Exercise directions
The word "CODE" marks the lines to find; copy every such line from the data below.

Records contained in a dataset
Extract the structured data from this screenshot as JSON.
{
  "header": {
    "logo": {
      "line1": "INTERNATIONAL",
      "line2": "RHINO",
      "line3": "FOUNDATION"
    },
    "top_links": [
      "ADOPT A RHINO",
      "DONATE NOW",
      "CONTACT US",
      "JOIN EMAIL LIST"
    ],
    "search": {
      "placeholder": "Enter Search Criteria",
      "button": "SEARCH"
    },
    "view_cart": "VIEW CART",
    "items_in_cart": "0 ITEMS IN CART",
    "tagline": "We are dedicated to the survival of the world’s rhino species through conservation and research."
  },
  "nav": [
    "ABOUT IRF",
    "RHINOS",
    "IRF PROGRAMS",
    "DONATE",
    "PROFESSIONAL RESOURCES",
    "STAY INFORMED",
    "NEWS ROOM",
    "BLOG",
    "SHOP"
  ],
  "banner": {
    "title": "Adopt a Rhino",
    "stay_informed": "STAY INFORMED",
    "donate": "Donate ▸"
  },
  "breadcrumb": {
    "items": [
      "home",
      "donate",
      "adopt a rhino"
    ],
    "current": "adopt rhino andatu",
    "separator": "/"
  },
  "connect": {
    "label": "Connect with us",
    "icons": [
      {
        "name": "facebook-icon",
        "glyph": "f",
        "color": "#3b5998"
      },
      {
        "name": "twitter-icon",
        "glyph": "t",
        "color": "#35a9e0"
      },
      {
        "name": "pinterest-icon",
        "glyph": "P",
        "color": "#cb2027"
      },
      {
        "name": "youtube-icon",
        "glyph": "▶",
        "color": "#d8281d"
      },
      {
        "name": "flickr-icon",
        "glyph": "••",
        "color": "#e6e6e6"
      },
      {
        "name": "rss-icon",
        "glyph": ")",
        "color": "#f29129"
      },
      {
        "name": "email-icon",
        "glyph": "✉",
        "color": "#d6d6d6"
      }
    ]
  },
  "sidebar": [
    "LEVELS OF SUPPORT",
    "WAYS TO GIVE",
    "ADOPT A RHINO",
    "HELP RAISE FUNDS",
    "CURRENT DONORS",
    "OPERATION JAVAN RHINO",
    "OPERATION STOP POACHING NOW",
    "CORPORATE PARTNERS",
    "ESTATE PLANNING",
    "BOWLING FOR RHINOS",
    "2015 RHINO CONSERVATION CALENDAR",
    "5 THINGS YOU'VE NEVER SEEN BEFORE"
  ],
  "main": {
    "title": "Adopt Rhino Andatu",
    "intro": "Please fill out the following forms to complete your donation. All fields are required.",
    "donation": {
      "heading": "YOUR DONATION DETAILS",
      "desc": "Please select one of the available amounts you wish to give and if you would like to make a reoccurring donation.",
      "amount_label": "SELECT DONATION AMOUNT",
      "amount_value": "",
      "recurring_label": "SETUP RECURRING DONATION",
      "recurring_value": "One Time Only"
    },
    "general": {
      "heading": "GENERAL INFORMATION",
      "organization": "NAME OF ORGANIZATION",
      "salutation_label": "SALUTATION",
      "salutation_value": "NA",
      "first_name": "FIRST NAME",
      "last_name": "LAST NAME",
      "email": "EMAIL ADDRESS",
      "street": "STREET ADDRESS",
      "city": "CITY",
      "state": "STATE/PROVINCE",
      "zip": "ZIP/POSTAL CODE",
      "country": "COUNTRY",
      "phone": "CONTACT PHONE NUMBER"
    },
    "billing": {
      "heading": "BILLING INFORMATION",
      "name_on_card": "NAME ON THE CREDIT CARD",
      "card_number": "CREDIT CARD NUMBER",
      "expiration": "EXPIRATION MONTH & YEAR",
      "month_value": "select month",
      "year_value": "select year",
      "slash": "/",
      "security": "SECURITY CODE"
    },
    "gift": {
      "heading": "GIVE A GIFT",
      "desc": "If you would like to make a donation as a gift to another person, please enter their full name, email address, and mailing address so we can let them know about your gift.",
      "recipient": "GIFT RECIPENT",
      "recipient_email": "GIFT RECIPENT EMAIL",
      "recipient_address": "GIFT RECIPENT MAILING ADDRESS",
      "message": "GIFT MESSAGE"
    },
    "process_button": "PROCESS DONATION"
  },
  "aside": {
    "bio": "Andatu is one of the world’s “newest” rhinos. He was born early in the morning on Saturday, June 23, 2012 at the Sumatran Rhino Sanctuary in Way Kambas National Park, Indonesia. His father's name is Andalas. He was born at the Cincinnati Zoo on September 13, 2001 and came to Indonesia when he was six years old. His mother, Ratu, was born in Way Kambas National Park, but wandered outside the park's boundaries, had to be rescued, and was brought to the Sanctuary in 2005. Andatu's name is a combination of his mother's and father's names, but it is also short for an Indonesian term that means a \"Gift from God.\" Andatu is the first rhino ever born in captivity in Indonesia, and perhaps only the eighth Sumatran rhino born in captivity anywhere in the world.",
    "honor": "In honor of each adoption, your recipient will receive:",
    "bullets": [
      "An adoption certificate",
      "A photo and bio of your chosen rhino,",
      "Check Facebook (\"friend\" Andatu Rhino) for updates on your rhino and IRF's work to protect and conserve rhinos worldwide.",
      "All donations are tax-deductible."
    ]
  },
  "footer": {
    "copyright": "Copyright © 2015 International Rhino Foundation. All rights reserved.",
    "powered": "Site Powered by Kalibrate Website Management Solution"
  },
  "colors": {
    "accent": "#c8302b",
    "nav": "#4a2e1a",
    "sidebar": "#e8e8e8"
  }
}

Solution to this exercise
      "zip": "ZIP/POSTAL CODE",
      "security": "SECURITY CODE"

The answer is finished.